**Description of the task:**
The range runs from the line containing "Output a JSON" to the last line of the entries. Restate those lines word for word, without the pictures.

**Stored dataset items:**
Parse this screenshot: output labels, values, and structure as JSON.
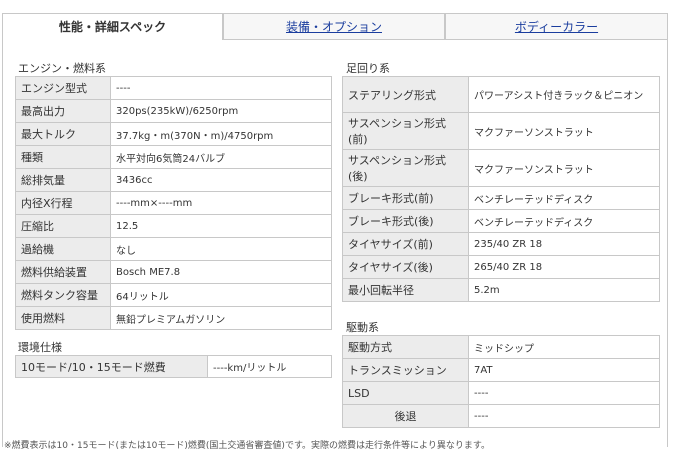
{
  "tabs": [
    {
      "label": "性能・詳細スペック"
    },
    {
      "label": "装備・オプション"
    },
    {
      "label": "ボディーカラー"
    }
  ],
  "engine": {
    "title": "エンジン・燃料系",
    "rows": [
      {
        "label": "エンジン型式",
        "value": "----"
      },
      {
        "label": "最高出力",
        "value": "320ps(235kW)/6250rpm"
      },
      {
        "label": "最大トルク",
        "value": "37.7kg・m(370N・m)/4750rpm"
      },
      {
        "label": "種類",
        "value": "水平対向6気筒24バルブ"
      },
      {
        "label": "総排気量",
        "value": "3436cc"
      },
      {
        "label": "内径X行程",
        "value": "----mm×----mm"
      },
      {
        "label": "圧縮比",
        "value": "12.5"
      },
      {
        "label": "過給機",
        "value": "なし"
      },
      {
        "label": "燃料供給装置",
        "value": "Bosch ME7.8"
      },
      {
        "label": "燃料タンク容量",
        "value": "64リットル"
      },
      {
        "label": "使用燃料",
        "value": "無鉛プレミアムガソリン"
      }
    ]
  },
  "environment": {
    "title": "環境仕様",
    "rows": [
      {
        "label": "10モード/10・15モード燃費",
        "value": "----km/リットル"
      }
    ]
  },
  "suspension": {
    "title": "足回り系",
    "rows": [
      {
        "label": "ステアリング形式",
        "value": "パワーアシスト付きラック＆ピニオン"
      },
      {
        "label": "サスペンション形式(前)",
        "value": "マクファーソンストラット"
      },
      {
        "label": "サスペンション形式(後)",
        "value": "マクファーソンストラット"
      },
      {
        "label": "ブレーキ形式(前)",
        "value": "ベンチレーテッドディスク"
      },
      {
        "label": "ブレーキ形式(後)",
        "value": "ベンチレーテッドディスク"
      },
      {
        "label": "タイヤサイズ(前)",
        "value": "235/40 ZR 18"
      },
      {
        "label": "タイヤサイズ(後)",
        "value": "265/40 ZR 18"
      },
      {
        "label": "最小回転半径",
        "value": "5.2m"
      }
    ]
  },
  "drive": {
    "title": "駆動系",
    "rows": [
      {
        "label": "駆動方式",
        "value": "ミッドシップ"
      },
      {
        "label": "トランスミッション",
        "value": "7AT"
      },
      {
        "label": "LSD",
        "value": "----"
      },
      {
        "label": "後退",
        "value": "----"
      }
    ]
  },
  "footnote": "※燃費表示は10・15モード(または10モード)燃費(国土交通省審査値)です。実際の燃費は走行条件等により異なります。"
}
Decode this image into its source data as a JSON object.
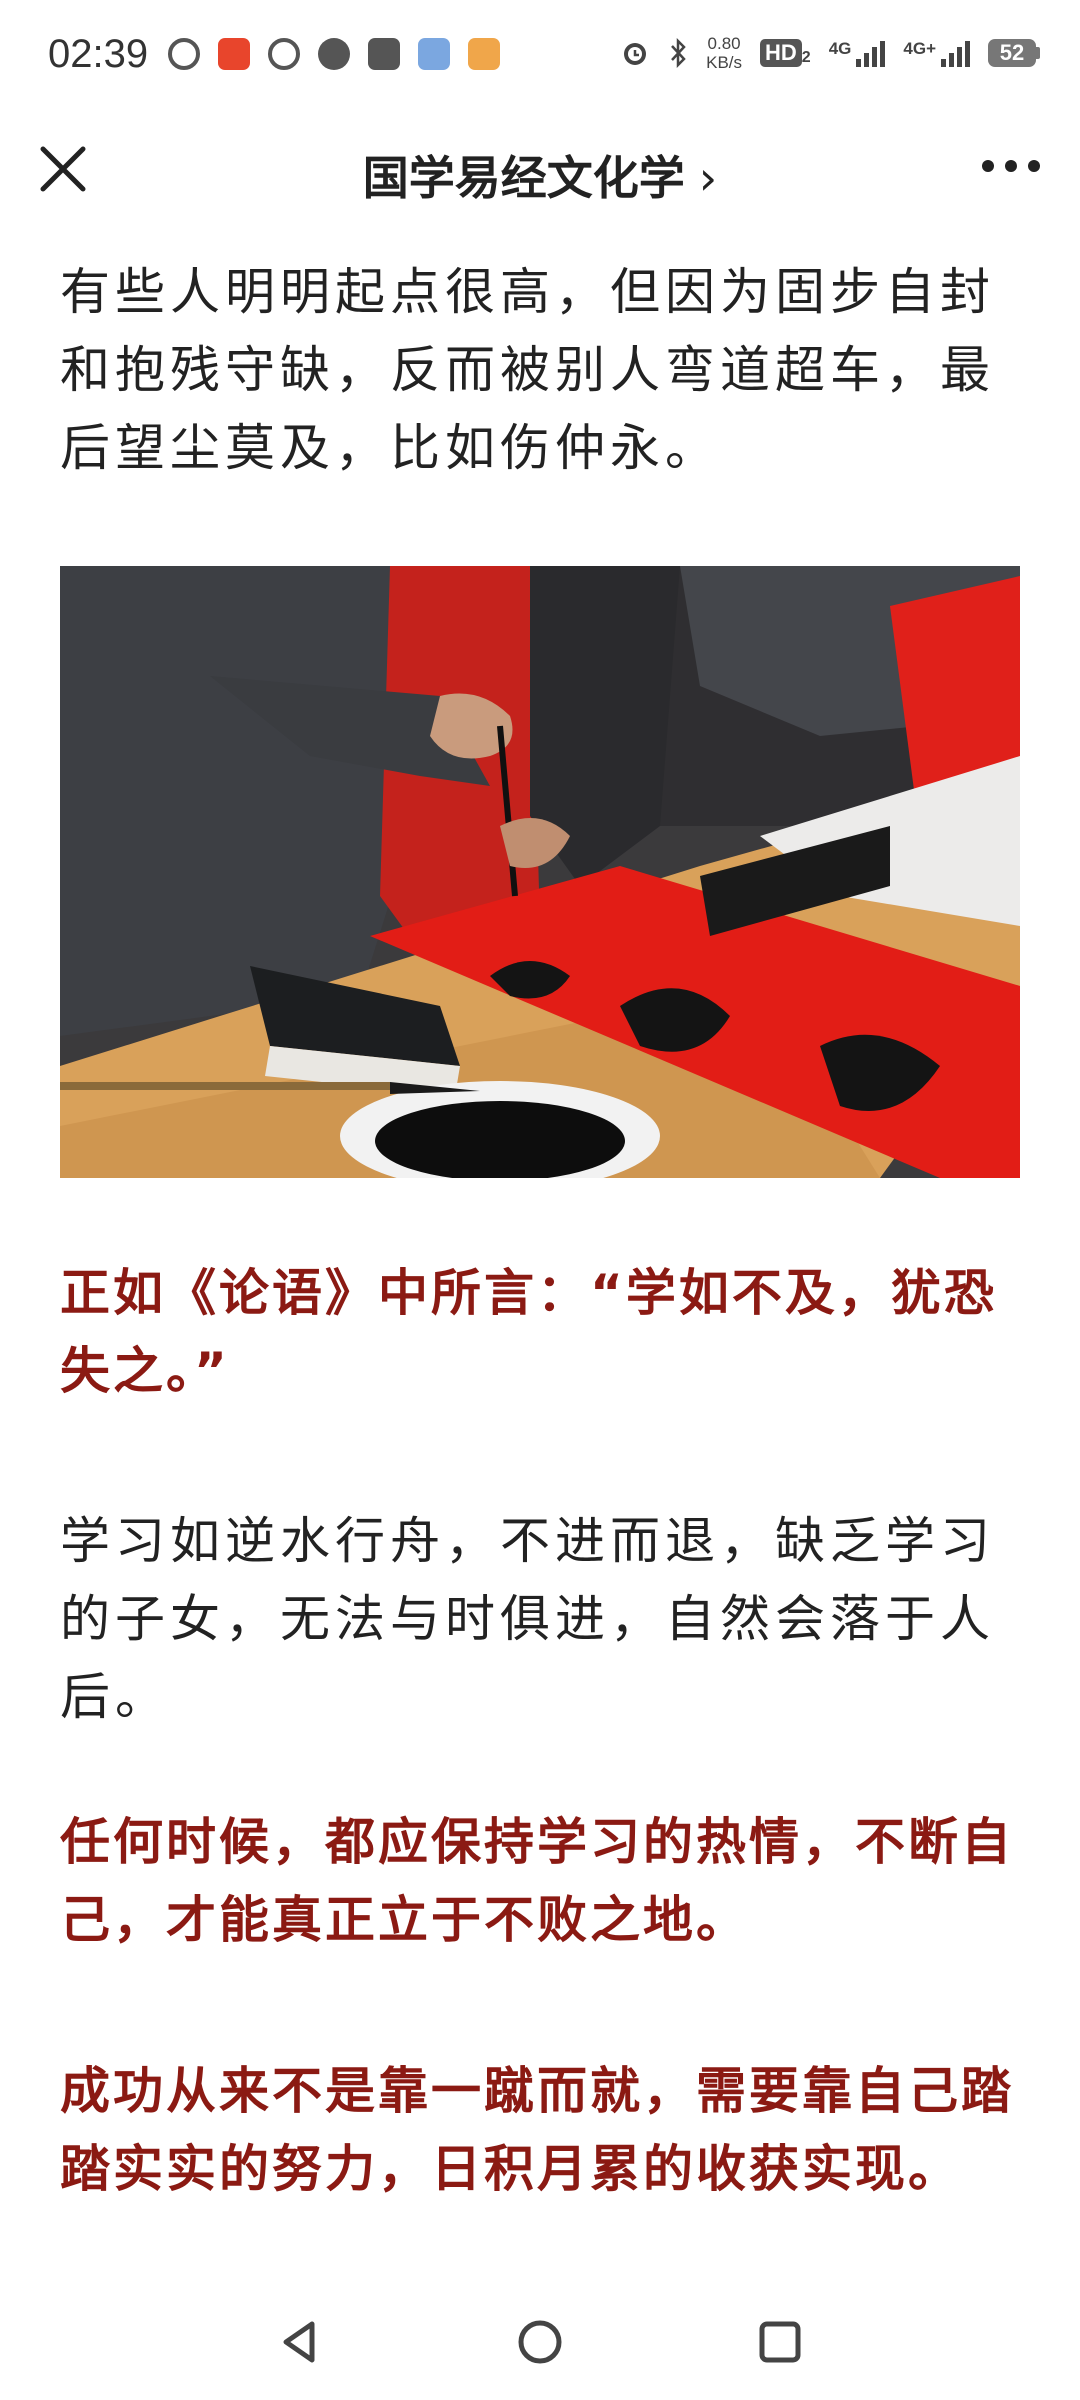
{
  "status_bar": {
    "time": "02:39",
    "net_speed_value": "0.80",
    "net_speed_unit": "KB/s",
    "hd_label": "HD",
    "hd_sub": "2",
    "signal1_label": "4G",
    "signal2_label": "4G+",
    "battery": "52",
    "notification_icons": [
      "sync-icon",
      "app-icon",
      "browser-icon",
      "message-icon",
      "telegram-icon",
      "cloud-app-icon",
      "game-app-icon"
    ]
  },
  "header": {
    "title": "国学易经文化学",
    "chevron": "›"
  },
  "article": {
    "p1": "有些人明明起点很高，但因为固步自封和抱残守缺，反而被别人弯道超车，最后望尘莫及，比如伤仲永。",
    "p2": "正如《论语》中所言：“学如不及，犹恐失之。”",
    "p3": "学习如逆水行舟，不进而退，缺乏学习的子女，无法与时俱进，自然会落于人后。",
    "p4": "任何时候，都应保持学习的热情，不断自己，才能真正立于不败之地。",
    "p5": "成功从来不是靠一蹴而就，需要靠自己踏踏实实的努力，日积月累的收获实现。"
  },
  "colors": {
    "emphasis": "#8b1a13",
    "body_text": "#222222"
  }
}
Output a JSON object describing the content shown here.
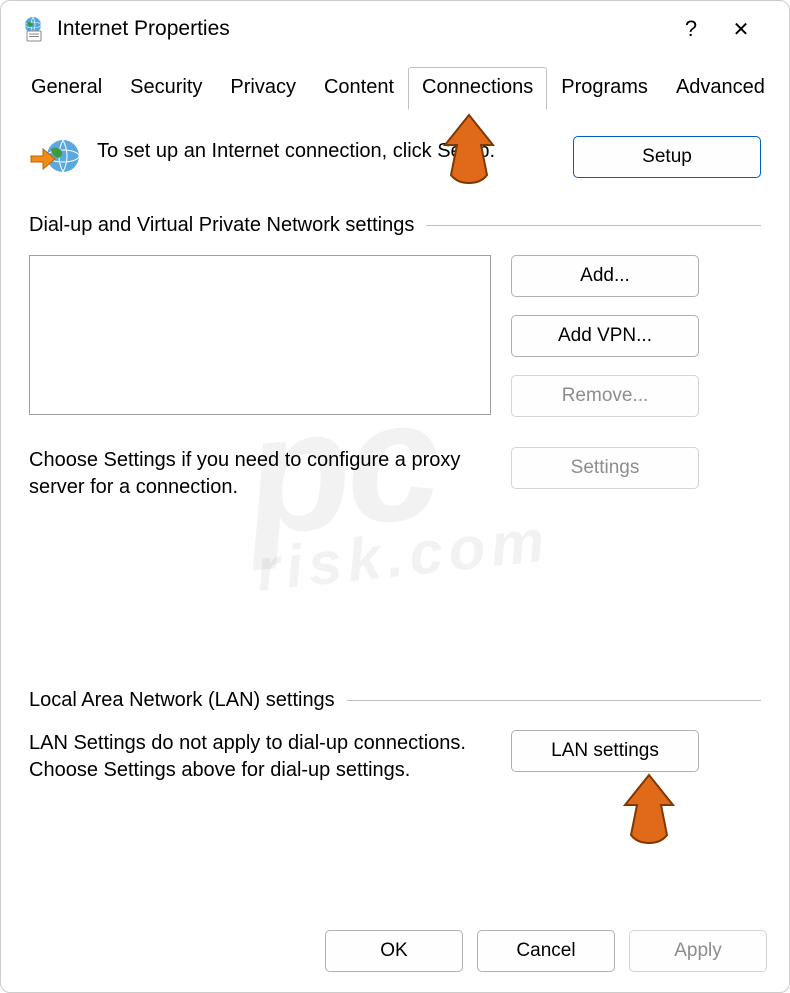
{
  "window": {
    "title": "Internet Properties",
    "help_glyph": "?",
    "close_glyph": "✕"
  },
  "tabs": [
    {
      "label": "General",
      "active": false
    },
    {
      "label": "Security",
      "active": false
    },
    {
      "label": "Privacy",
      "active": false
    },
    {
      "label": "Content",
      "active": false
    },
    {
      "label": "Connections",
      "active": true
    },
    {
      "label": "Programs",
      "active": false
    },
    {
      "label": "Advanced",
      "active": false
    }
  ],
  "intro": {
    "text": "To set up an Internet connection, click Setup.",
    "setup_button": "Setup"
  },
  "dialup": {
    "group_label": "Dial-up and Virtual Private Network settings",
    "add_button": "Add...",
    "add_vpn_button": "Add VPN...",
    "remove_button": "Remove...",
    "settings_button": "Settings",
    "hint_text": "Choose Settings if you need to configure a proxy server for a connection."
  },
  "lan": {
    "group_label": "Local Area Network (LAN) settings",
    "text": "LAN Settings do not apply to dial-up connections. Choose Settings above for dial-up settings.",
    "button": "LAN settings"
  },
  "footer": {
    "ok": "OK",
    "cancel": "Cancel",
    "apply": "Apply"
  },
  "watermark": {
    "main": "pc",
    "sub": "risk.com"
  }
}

**Result for this exercise:**
Output a JSON object describing the content shown here.
{
  "window": {
    "title": "Internet Properties",
    "help_glyph": "?",
    "close_glyph": "✕"
  },
  "tabs": [
    {
      "label": "General",
      "active": false
    },
    {
      "label": "Security",
      "active": false
    },
    {
      "label": "Privacy",
      "active": false
    },
    {
      "label": "Content",
      "active": false
    },
    {
      "label": "Connections",
      "active": true
    },
    {
      "label": "Programs",
      "active": false
    },
    {
      "label": "Advanced",
      "active": false
    }
  ],
  "intro": {
    "text": "To set up an Internet connection, click Setup.",
    "setup_button": "Setup"
  },
  "dialup": {
    "group_label": "Dial-up and Virtual Private Network settings",
    "add_button": "Add...",
    "add_vpn_button": "Add VPN...",
    "remove_button": "Remove...",
    "settings_button": "Settings",
    "hint_text": "Choose Settings if you need to configure a proxy server for a connection."
  },
  "lan": {
    "group_label": "Local Area Network (LAN) settings",
    "text": "LAN Settings do not apply to dial-up connections. Choose Settings above for dial-up settings.",
    "button": "LAN settings"
  },
  "footer": {
    "ok": "OK",
    "cancel": "Cancel",
    "apply": "Apply"
  },
  "watermark": {
    "main": "pc",
    "sub": "risk.com"
  }
}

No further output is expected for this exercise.